It started like this, with a poster in the window of the local bakers: This cost me a whole pound We’ve got an orchestra? I thought, since when did Carlisle have an orchestra? I eyed the programme: Saint-Saëns Cello Concerto in A minor, plus twopieces by Beethoven – the Egmont Overture, and – most tantalisingly … Continue reading The Night They Murdered Beethoven
A man must have a shed to keep him sane. XTC, Fruit Nut Shortly before winter had definitively set in, my brother and I were summoned to my parents’ house under the direct instructions that we were to clean out the shed. The shed (actually one of two sheds) had gone from temporary to indefinite … Continue reading I Collect Therefore I Am: The Male Brain as Collecting Organ
Can you review a book you failed to finish? The tome that prompted this question in me being Ray Coleman’s biography of John Lennon, originally published in two volumes during 1984, but updated and expanded in the late 90s. It has sat, unmolested, on my groaning shelf of Beatles’ literature for a full 12 years … Continue reading REVIEW: “Lennon: The Definitive Biography” by Ray Coleman.
Who says a funk band can’t play rock? /and who says a rock band can’t play funk? Funkadelic, 1978 First, let me qualify that title. I take Funkadelic here to mean specifically what might be termed ‘Funkadelic Mk 1’; that is, the band put together in the late 60s by that wizard of funk George … Continue reading WHO SAYS A FUNK A BAND CAN’T PLAY ROCK? Funkadelic and Black Rock.
I must admit I was sceptical at first. The book, in fact, was pressed upon me by a friend and writing tutor. I was already a fan of Dyer, having read a book of his essays. I enjoyed his writing, which seemed to display an admirable breadth of subject matter, although I had my reservations … Continue reading REVIEW: “But Beautiful” by Geoff Dyer.
I wouldn’t have missed the St. Louis Blues sung out on that trumpet for anything. Something shone from that man, a rare thing, real joy. It is becoming exceedingly rare among artists of any kind. And I have an idea that those who can and do communicate it are always people who have had … Continue reading Genius at Work: Listening to Louis Armstrong

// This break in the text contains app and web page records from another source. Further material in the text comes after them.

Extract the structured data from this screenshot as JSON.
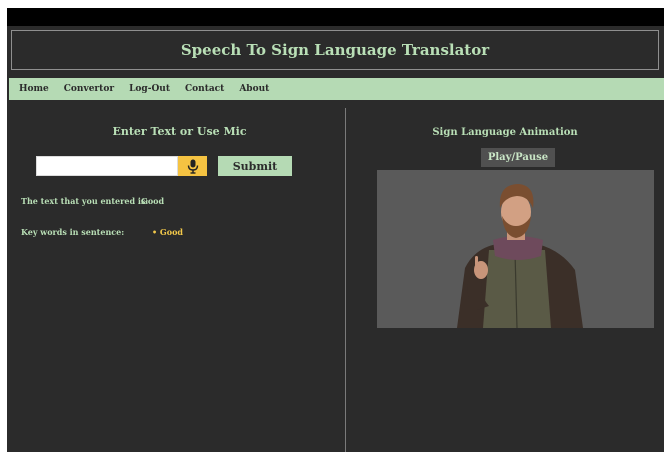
{
  "header": {
    "title": "Speech To Sign Language Translator"
  },
  "nav": {
    "items": [
      "Home",
      "Convertor",
      "Log-Out",
      "Contact",
      "About"
    ]
  },
  "left": {
    "title": "Enter Text or Use Mic",
    "input": {
      "value": "",
      "placeholder": ""
    },
    "mic_icon": "microphone-icon",
    "submit_label": "Submit",
    "entered_label": "The text that you entered is:",
    "entered_value": "Good",
    "keywords_label": "Key words in sentence:",
    "keywords": [
      "Good"
    ]
  },
  "right": {
    "title": "Sign Language Animation",
    "play_label": "Play/Pause"
  },
  "colors": {
    "background": "#2b2b2b",
    "accent_green": "#b5dab4",
    "header_text": "#b9dfb6",
    "keyword_yellow": "#f3c94a",
    "mic_button": "#f5c342",
    "video_bg": "#5a5a5a"
  }
}
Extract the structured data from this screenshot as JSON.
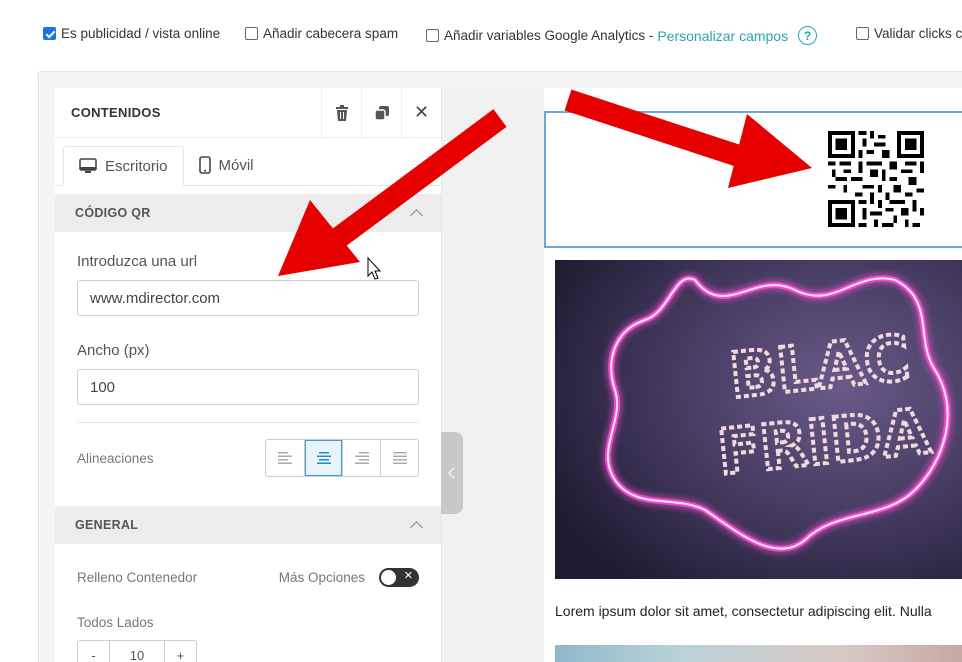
{
  "topbar": {
    "options": [
      {
        "label": "Es publicidad / vista online",
        "checked": true
      },
      {
        "label": "Añadir cabecera spam",
        "checked": false
      },
      {
        "label": "Añadir variables Google Analytics -",
        "checked": false
      },
      {
        "label": "Validar clicks c",
        "checked": false
      }
    ],
    "customize_link": "Personalizar campos",
    "help_symbol": "?"
  },
  "panel": {
    "title": "CONTENIDOS",
    "header_icons": [
      "trash-icon",
      "duplicate-icon",
      "close-icon"
    ],
    "close_symbol": "✕",
    "tabs": [
      {
        "label": "Escritorio",
        "icon": "desktop-icon",
        "active": true
      },
      {
        "label": "Móvil",
        "icon": "mobile-icon",
        "active": false
      }
    ],
    "qr_section": {
      "title": "CÓDIGO QR",
      "url_label": "Introduzca una url",
      "url_value": "www.mdirector.com",
      "width_label": "Ancho (px)",
      "width_value": "100",
      "align_label": "Alineaciones",
      "align_options": [
        "align-left",
        "align-center",
        "align-right",
        "align-justify"
      ],
      "align_selected": "align-center"
    },
    "general_section": {
      "title": "GENERAL",
      "padding_label": "Relleno Contenedor",
      "more_options_label": "Más Opciones",
      "more_options_on": false,
      "all_sides_label": "Todos Lados",
      "stepper_minus": "-",
      "stepper_value": "10",
      "stepper_plus": "+"
    }
  },
  "preview": {
    "hero_text_line1": "BLAC",
    "hero_text_line2": "FRIDA",
    "body_text": "Lorem ipsum dolor sit amet, consectetur adipiscing elit. Nulla"
  },
  "colors": {
    "accent": "#2aa2b5",
    "checkbox": "#1a73e8",
    "selection": "#6aaad8",
    "arrow": "#e60000"
  }
}
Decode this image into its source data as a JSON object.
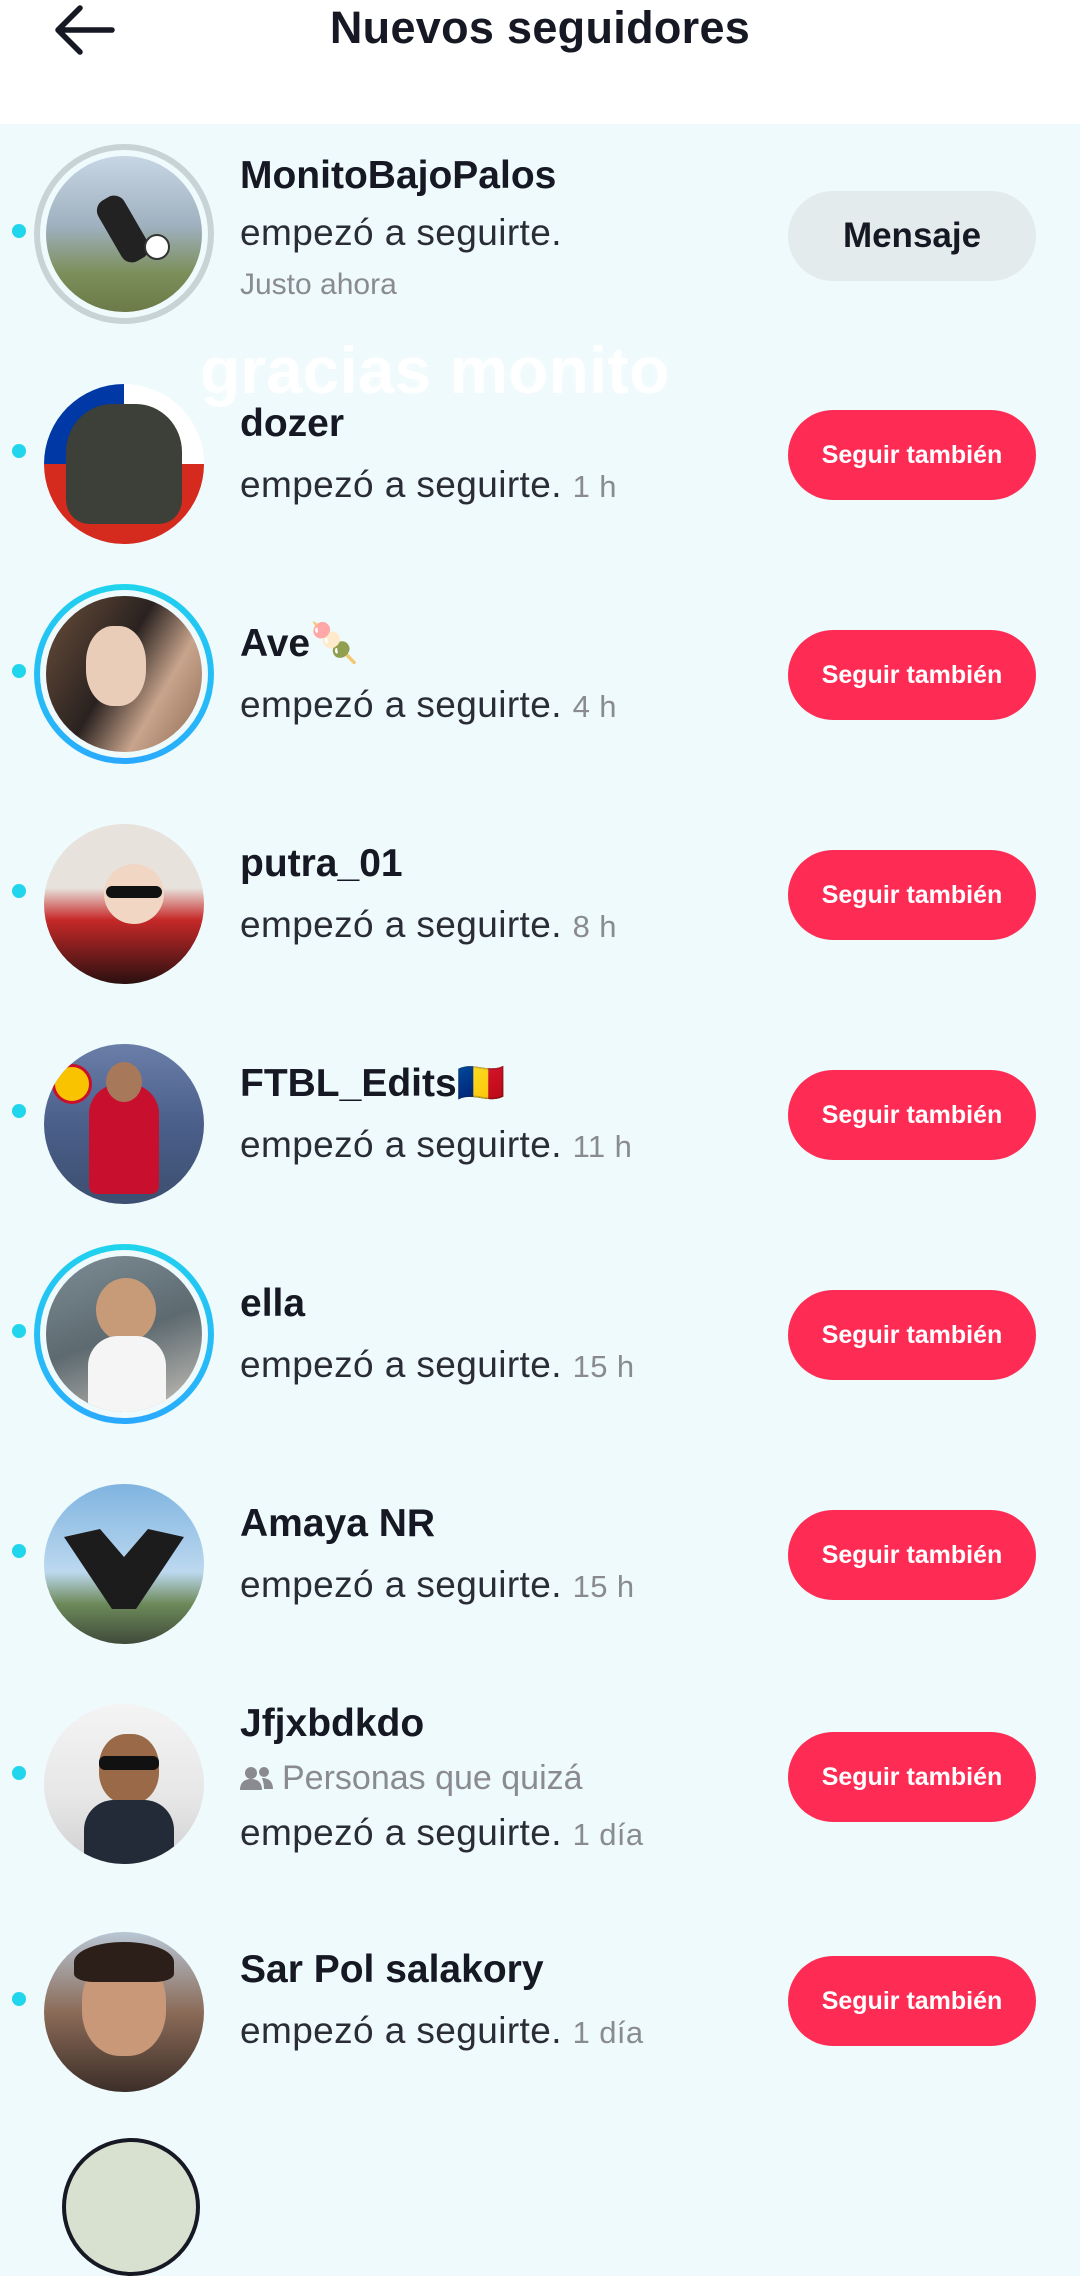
{
  "header": {
    "title": "Nuevos seguidores"
  },
  "overlay_text": "gracias monito",
  "followers": [
    {
      "name": "MonitoBajoPalos",
      "action": "empezó a seguirte.",
      "time": "Justo ahora",
      "button": "Mensaje",
      "button_type": "message"
    },
    {
      "name": "dozer",
      "action": "empezó a seguirte.",
      "time": "1 h",
      "button": "Seguir también",
      "button_type": "follow"
    },
    {
      "name": "Ave🍡",
      "action": "empezó a seguirte.",
      "time": "4 h",
      "button": "Seguir también",
      "button_type": "follow"
    },
    {
      "name": "putra_01",
      "action": "empezó a seguirte.",
      "time": "8 h",
      "button": "Seguir también",
      "button_type": "follow"
    },
    {
      "name": "FTBL_Edits🇷🇴",
      "action": "empezó a seguirte.",
      "time": "11 h",
      "button": "Seguir también",
      "button_type": "follow"
    },
    {
      "name": "ella",
      "action": "empezó a seguirte.",
      "time": "15 h",
      "button": "Seguir también",
      "button_type": "follow"
    },
    {
      "name": "Amaya NR",
      "action": "empezó a seguirte.",
      "time": "15 h",
      "button": "Seguir también",
      "button_type": "follow"
    },
    {
      "name": "Jfjxbdkdo",
      "tag": "Personas que quizá",
      "action": "empezó a seguirte.",
      "time": "1 día",
      "button": "Seguir también",
      "button_type": "follow"
    },
    {
      "name": "Sar Pol salakory",
      "action": "empezó a seguirte.",
      "time": "1 día",
      "button": "Seguir también",
      "button_type": "follow"
    }
  ],
  "colors": {
    "accent": "#fe2c55",
    "unread_dot": "#20d5ec",
    "background": "#eefafc"
  }
}
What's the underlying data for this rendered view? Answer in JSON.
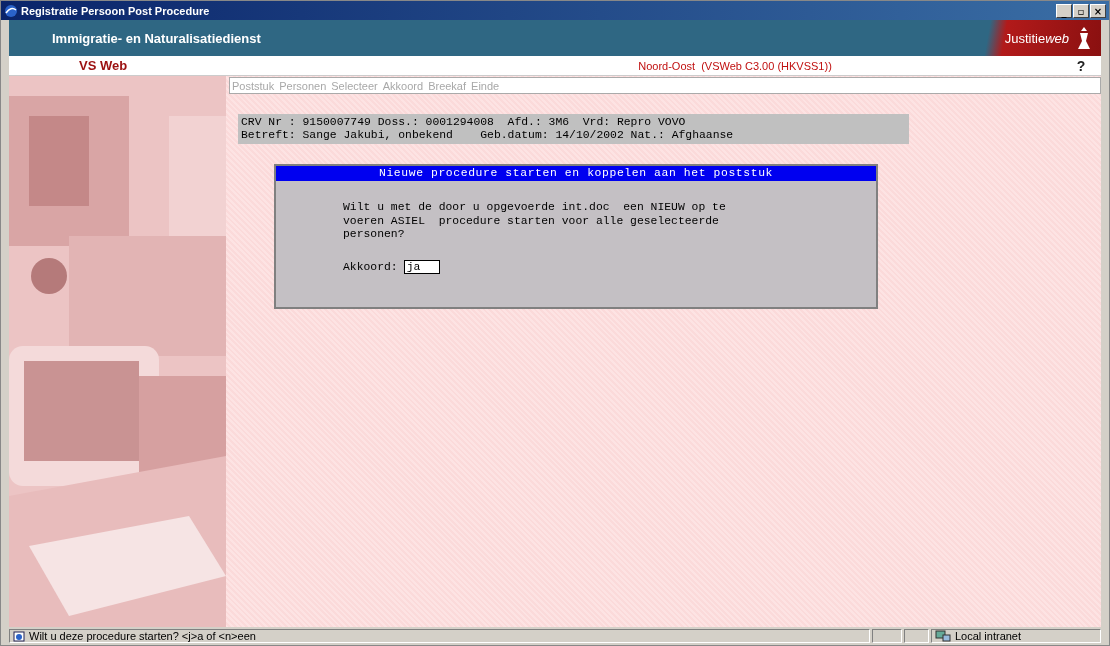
{
  "window": {
    "title": "Registratie Persoon Post Procedure",
    "controls": [
      "_",
      "▫",
      "×"
    ]
  },
  "header": {
    "organisation": "Immigratie- en Naturalisatiedienst",
    "logo_text": "Justitie",
    "logo_emphasis": "web"
  },
  "app_bar": {
    "app_name": "VS Web",
    "location": "Noord-Oost  (VSWeb C3.00 (HKVSS1))",
    "help": "?"
  },
  "menu": [
    {
      "label": "Poststuk",
      "disabled": true
    },
    {
      "label": "Personen",
      "disabled": true
    },
    {
      "label": "Selecteer",
      "disabled": true
    },
    {
      "label": "Akkoord",
      "disabled": true
    },
    {
      "label": "Breekaf",
      "disabled": true
    },
    {
      "label": "Einde",
      "disabled": true
    }
  ],
  "case_info": {
    "lines": [
      "CRV Nr : 9150007749 Doss.: 0001294008  Afd.: 3M6  Vrd: Repro VOVO",
      "Betreft: Sange Jakubi, onbekend    Geb.datum: 14/10/2002 Nat.: Afghaanse"
    ]
  },
  "dialog": {
    "title": "Nieuwe procedure starten en koppelen aan het poststuk",
    "message": [
      "Wilt u met de door u opgevoerde int.doc  een NIEUW op te",
      "voeren ASIEL  procedure starten voor alle geselecteerde",
      "personen?"
    ],
    "field_label": "Akkoord:",
    "field_value": "ja"
  },
  "status_bar": {
    "message": "Wilt u deze procedure starten? <j>a of <n>een",
    "zone": "Local intranet"
  }
}
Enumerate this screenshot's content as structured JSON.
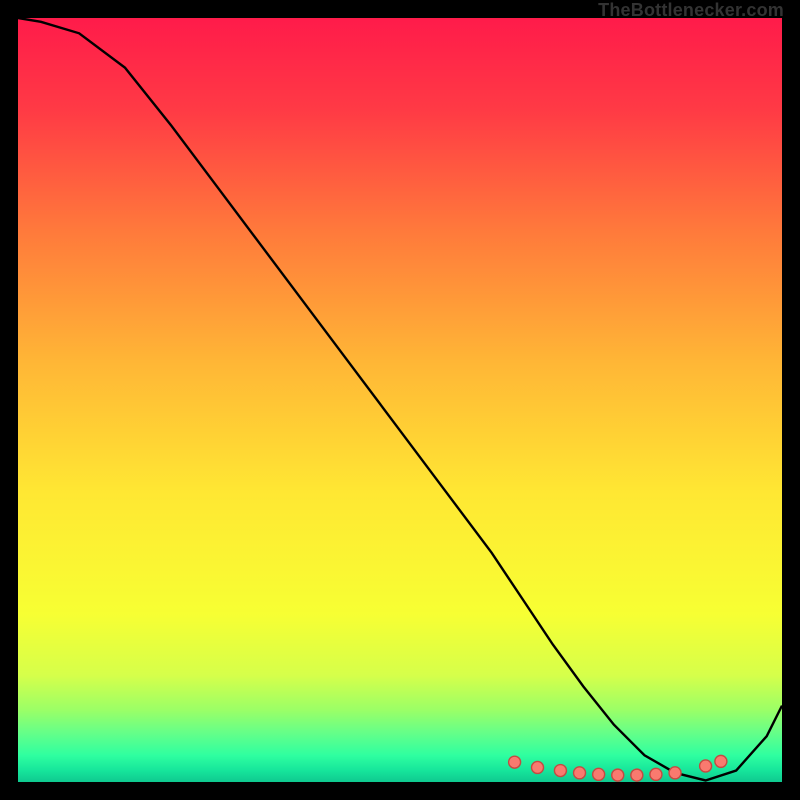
{
  "attribution": "TheBottlenecker.com",
  "chart_data": {
    "type": "line",
    "title": "",
    "xlabel": "",
    "ylabel": "",
    "xlim": [
      0,
      100
    ],
    "ylim": [
      0,
      100
    ],
    "grid": false,
    "series": [
      {
        "name": "curve",
        "x": [
          0,
          3,
          8,
          14,
          20,
          26,
          32,
          38,
          44,
          50,
          56,
          62,
          66,
          70,
          74,
          78,
          82,
          86,
          90,
          94,
          98,
          100
        ],
        "y": [
          100,
          99.5,
          98,
          93.5,
          86,
          78,
          70,
          62,
          54,
          46,
          38,
          30,
          24,
          18,
          12.5,
          7.5,
          3.5,
          1.2,
          0.2,
          1.5,
          6,
          10
        ]
      }
    ],
    "markers": {
      "name": "points",
      "x": [
        65,
        68,
        71,
        73.5,
        76,
        78.5,
        81,
        83.5,
        86,
        90,
        92
      ],
      "y": [
        2.6,
        1.9,
        1.5,
        1.2,
        1.0,
        0.9,
        0.9,
        1.0,
        1.2,
        2.1,
        2.7
      ]
    },
    "gradient_stops": [
      {
        "offset": 0.0,
        "color": "#ff1b4a"
      },
      {
        "offset": 0.12,
        "color": "#ff3a45"
      },
      {
        "offset": 0.28,
        "color": "#ff7a3b"
      },
      {
        "offset": 0.45,
        "color": "#ffb636"
      },
      {
        "offset": 0.62,
        "color": "#ffe733"
      },
      {
        "offset": 0.78,
        "color": "#f7ff33"
      },
      {
        "offset": 0.86,
        "color": "#d6ff4a"
      },
      {
        "offset": 0.905,
        "color": "#9cff66"
      },
      {
        "offset": 0.935,
        "color": "#66ff88"
      },
      {
        "offset": 0.965,
        "color": "#2fffa0"
      },
      {
        "offset": 0.985,
        "color": "#16e59b"
      },
      {
        "offset": 1.0,
        "color": "#0fc990"
      }
    ],
    "marker_style": {
      "fill": "#f97a6f",
      "stroke": "#c44a42",
      "r": 6
    }
  }
}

“One of the most unexpected results of my endeavours so far has been the discovery of the fact that people tend to lie when it comes to classical music. They lie a lot. And they don’t expect you to challenge them – nobody usually does. Probably no one ever has. It’s older people who are … Continue reading Beethoven is Nothing to be Scared of: The Pop fan’s Fear of Classical.